Chest pain when smoking is a common symptom experienced by individuals who smoke cigarettes. It can be caused by a variety of factors, ranging from the irritants in tobacco smoke to more serious conditions such as heart disease.
While chest pain may not always be a cause for concern, it can be a warning sign for more severe health issues that require medical attention. Smoking is a leading cause of preventable deaths worldwide, and the health consequences associated with smoking are well-documented.
Chest pain when smoking is just one of many symptoms that smokers may experience, highlighting the importance of quitting smoking for overall health and wellbeing. This article will explore the causes of chest pain when smoking, the health consequences of smoking, and how to quit smoking.
By understanding these topics, individuals can make informed decisions about their smoking habits and take steps to improve their health.
Causes of Chest Pain when Smoking
The presence of harmful chemicals in cigarette smoke, such as carbon monoxide and nicotine, can lead to vasoconstriction and reduced oxygen delivery to the heart, which may result in chest pain when smoking.
The carbon monoxide in cigarette smoke binds to hemoglobin in the blood, reducing the amount of oxygen that can be carried to the heart and other organs.
Nicotine, on the other hand, stimulates the release of adrenaline and other stress hormones, which can increase heart rate and blood pressure, further exacerbating the problem.
Over time, the cumulative effects of smoking can lead to the development of heart disease, which can cause chest pain even when not smoking.
The only way to prevent chest pain associated with smoking is to quit smoking altogether, which can significantly reduce the risk of heart disease and other smoking-related illnesses.
Health Consequences of Smoking
Studies have shown that the long-term health consequences of tobacco use are severe and can include a myriad of chronic diseases and conditions.
Smoking can cause lung damage and increase the risk of developing lung cancer, chronic obstructive pulmonary disease (COPD), and heart disease. In addition, smoking can lead to decreased lung function and respiratory symptoms such as coughing, wheezing, and shortness of breath.
The chemicals in tobacco smoke can damage the lining of the blood vessels, leading to increased risk of stroke and peripheral artery disease. Furthermore, smoking has also been linked to various types of cancer, including bladder, pancreas, kidney, and liver cancer.
It is important to understand the health consequences of smoking and quit smoking as soon as possible to reduce the risk of developing these chronic diseases and conditions.
How to Quit Smoking
Quitting smoking can significantly improve one’s overall health and increase life expectancy. It is a challenging process that requires commitment, persistence, and support.

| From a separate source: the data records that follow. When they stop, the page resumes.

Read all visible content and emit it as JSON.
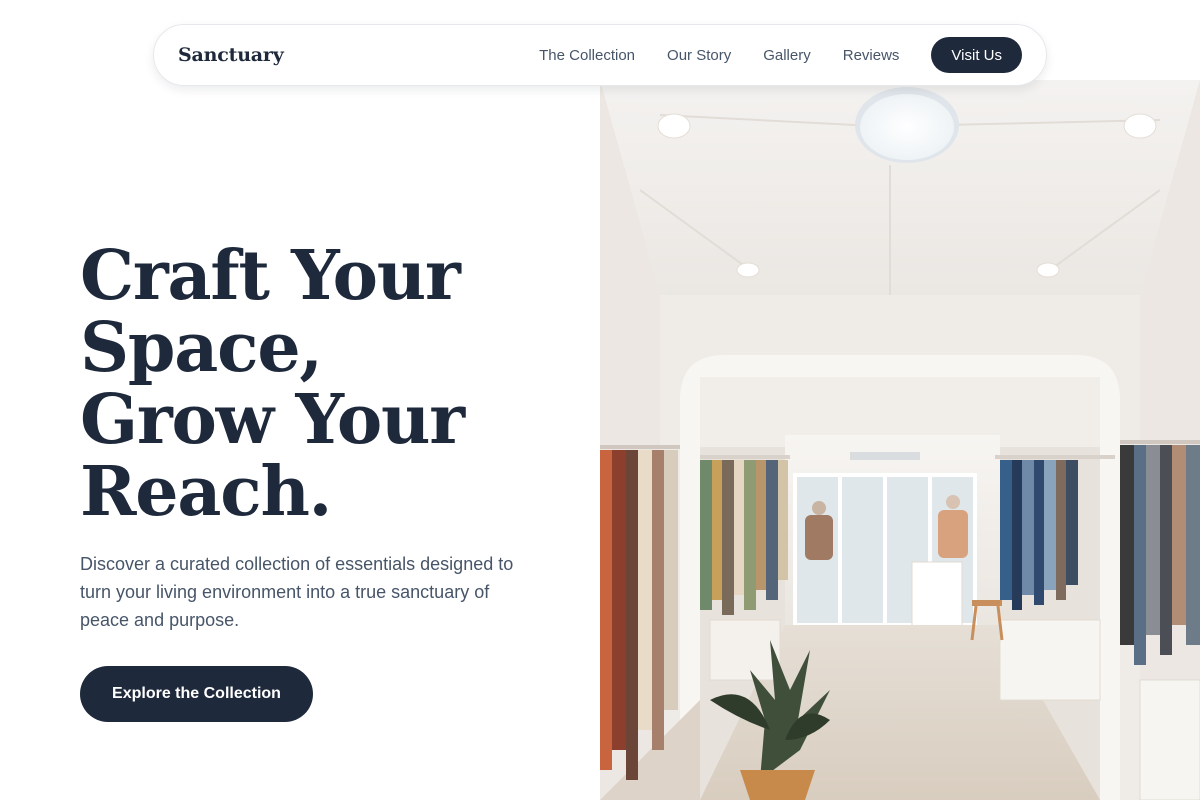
{
  "brand": {
    "name": "Sanctuary"
  },
  "nav": {
    "links": [
      "The Collection",
      "Our Story",
      "Gallery",
      "Reviews"
    ],
    "cta_label": "Visit Us"
  },
  "hero": {
    "title_lines": [
      "Craft Your",
      "Space,",
      "Grow Your",
      "Reach."
    ],
    "subtitle": "Discover a curated collection of essentials designed to turn your living environment into a true sanctuary of peace and purpose.",
    "cta_label": "Explore the Collection"
  },
  "colors": {
    "primary": "#1e293b",
    "text_muted": "#475569",
    "background": "#ffffff"
  }
}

There are several ways to quit smoking, including nicotine replacement therapy, such as gum, lozenges, patches, inhalers, and sprays. These products can help reduce withdrawal symptoms and cravings. However, it is important to seek medical advice before starting any nicotine replacement therapy.
In addition to medication, support groups can also be beneficial for individuals who are trying to quit smoking. These groups provide a safe and understanding environment where people can share their experiences, struggles, and successes with others who are going through the same process.
Ultimately, the decision to quit smoking is a personal one, and it requires a willingness to change one’s habits and lifestyle. With the right support and resources, anyone can quit smoking and enjoy a healthier, longer life.
Chest pain when smoking can be caused by a variety of factors, including lung inflammation, heart disease, and even anxiety.
Smoking is a known risk factor for heart disease and other chronic health conditions, and smokers are at a higher risk of developing these conditions than non-smokers.
Quitting smoking is the best way to reduce the risk of chest pain and other health consequences associated with smoking.
Smoking is a major public health concern, and it is important for individuals to understand the risks and consequences associated with smoking.
The health consequences of smoking are well-documented, including an increased risk of heart disease, lung cancer, and other chronic diseases.
Quitting smoking is not easy, but it is possible with the right support and resources.
Smokers can benefit from seeking out smoking cessation programs, counseling, and other resources to help them quit for good.
By quitting smoking, individuals can improve their overall health and reduce their risk of chest pain and other serious health problems.